Recommendations for policy makers and the private sector

Policy and regulatory tools should address barriers to action and enable the implementation of new technologies and methodologies. If high-emitting sources have been identified, technology standards can abate emissions even in the absence of a robust monitoring system. If a lack of information poses an obstacle, policies could include measures for monitoring, reporting and verifying emissions, reference to international voluntary corporate reporting standards, and initiatives to encourage knowledge-sharing and best practices.

For infrastructure and marketing challenges, governments can introduce requirements at the project planning stage, directly invest in new infrastructure or adopt supportive market policies. If misaligned incentives are a hindrance, policy makers can price environmental externalities, create financial incentives for abatement technologies and remove institutional barriers to investment.

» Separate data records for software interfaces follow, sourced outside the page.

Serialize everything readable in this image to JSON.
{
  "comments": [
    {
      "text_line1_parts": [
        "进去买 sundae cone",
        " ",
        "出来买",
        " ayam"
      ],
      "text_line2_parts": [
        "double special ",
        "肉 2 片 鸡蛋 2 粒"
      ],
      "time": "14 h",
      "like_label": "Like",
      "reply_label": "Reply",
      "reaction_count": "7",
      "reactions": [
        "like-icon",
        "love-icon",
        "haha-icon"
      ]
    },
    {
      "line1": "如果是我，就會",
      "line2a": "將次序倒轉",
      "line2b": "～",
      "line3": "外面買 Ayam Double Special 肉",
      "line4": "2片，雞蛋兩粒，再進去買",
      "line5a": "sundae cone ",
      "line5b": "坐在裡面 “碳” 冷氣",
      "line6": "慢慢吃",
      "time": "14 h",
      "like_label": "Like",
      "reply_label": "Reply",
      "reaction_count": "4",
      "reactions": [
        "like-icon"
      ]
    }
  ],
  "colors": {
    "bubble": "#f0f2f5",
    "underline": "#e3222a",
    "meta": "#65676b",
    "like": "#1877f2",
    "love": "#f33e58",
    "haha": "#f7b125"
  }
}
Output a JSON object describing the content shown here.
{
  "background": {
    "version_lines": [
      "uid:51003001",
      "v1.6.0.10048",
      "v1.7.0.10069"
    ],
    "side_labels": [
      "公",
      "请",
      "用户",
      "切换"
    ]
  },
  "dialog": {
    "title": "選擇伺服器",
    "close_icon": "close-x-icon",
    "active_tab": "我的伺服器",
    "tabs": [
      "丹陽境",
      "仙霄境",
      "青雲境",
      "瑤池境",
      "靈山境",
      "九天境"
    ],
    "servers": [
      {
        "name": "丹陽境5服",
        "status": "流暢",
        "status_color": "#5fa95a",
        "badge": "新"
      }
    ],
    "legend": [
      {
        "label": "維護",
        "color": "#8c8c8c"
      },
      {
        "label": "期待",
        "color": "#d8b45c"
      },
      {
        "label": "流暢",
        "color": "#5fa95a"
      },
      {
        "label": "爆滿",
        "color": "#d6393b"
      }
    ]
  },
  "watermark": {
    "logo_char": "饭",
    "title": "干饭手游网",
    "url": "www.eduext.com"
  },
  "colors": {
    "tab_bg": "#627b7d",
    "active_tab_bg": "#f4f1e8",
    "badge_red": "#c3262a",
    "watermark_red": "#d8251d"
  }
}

Countries, companies and investors need to work together to expand action on methane, as it will take a range of complementary efforts to ensure deep cuts in methane emissions. While companies implement and spread best practices in methane management, policy makers can establish strong regulations and engage in diplomatic efforts to encourage all countries to act on methane. The financing sector can join the effort by using transparent systems to provide the right mix of incentives and funds to spur implementation of abatement measures.

More transparency, through satellite detection, better industry standards and other monitoring tools, can facilitate targeted action. Up until now, large emitters have been able to shield themselves from scrutiny by simply not measuring or reporting their emissions. However, as their emissions become more visible with the wider deployment of measurement instruments and greater data availability, public awareness will grow and demand further action. Meanwhile, investors and financiers can take this information into account when making funding decisions.

Acknowledgements

The authors would like to acknowledge and thank Mark Davis (Capterio), Benjamin Heras (Carbon Limits) and Manon Simon (Carbon Limits) for their review of this report.

Analysis